4 Aug 2011

UK ‘will miss growth targets’

As the Government’s financial watchdog warns the UK economy will grow more slowly this year than expected, Channel 4 News looks at the UK’s place in the unhappy global economic picture.

Robert Chote, the chair of the Office for Budget Responsibility (OBR), told The Independent newspaper that there “aren’t many people” expecting the UK’s economy to grow by the 1.7 per cent predicted by the Government in March.

The warning from the independent financial watchdog will put pressure on Chancellor George Osborne, who maintains that his strategy of cutting spending to cut the deficit is the only viable option to get the UK economy growing again.

But gross domestic product (GDP) only grew by 0.2 per cent in the second quarter of 2011, continuing a pattern of sluggish growth and adding to fears that the recovery is stagnating. If the growth forecasts for 2011 are revised down later this year, it would be the fourth time they have had to be cut as 2011 fails to deliver on expectations.

Labour seized on the comments, saying Osborne’s strategy was “complacent and out of touch” and warning that borrowing targets could also be affected.

Office for Budget Responsibility chief warns UK economy will miss growth targets (Getty)

But a Treasury spokesman said: “The economy is growing and creating jobs… The difficult decisions the Government has taken to reduce the deficit is essential for sustainable growth.”

Slower growth

The OBR‘s warning came as other bodies downgraded their growth forecasts for the UK after a turbulent few weeks for the global economy, with the eurozone in crisis and the US narrowly escaping default. The Bank of England held UK interest rates at 0.5 per cent today – the 29th month in a row they have been kept at this level.

In another grim economic portent, the FTSE 100 index fell by 2.3 per cent yesterday – its biggest one-day drop since November last year.

The National Institute of Economic and Social Research yesterday dropped its growth prediction from 1.4 per cent to 1.3 per cent, and Vicky Redwood of Capital Economics told Channel 4 News that her firm’s forecast was closer to 1 per cent.

She said: “They have got 1.7 per cent pencilled in – it looks more likely to be 1 per cent, that’s our forecast for this year. Essentially the recovery seems to have slowed and it suggests the UK is not starting from a very good position to withstand any further shocks it gets.”

Recovery has slowed for the UK, economists warn (Getty)

Global economic gloom

But if the UK is in a gloomy economic position, it could certainly be worse, economists told Channel 4 News. While growth is not exactly buoyant, the markets – for now – appear to have faith in the Chancellor’s plan, and so does the International Monetary Fund (IMF). This means the country is unlikely to face the kind of economic panic that has recently gripped Greece and then Italy.

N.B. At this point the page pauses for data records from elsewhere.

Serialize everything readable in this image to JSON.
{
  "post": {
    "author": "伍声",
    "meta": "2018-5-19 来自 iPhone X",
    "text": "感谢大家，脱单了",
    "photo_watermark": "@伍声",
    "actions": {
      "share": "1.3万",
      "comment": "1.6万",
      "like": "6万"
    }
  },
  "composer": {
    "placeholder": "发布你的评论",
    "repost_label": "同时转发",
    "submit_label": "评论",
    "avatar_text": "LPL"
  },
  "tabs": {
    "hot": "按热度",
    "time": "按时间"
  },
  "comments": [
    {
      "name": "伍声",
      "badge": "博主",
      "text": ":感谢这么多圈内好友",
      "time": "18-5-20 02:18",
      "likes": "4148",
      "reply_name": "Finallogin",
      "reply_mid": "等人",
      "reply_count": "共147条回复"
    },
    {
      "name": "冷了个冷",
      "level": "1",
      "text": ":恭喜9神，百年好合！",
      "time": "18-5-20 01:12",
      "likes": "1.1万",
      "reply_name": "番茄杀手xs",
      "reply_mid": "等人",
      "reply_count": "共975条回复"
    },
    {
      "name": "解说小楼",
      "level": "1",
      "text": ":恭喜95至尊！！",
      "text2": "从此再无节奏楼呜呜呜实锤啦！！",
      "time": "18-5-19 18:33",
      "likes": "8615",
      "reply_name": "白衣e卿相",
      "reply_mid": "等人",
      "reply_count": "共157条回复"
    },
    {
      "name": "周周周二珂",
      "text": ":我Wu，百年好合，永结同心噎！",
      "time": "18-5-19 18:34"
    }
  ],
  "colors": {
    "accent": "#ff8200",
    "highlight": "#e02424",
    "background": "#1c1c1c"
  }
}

This market confidence means the cost of borrowing for the UK Government remains low, while countries like Italy have seen 10-year bond yields leap above 6 per cent.

It’s not what we do that’s terribly important but it’s what the rest of the world does. Professor Mike Wickens

Ms Redwood said: “I think while both the debt and deficit problems in the UK are certainly nothing to be complacent about, because the Government has got a credible plan for dealing with the deficit, the markets have faith for the moment. At least that’s some source of comfort.

“But the measures that take place to reduce the deficit will affect the economy and the recovery will be sluggish for some time.”

Douglas McWilliams, chief executive of the Centre for Economics and Business Research (CEBR) put it more strongly.

“I think Italy is bound to default but I don’t think we are. In the end the commercial decision is: are you going to get your money back? In the UK, yes you will. But from Italy, no you won’t.”

However, now is not the time to be smug about the UK’s relatively stronger position, a consultant to the International Monetary Fund (IMF) told Channel 4 News.

Professor Mike Wickens said: “I think two things are important for the UK. One is, the US is clearly in a very difficult position. The other is the uncertainty caused by the European financial crisis.

“It’s not what we do that’s terribly important but it’s what the rest of the world does. When the UK comes out of recession it’s often when the rest of the world comes out of recession. Right now the rest of the world is struggling.

“There is always far too much emphasis on domestic policy and not enough realisation of the impact of the rest of the world.”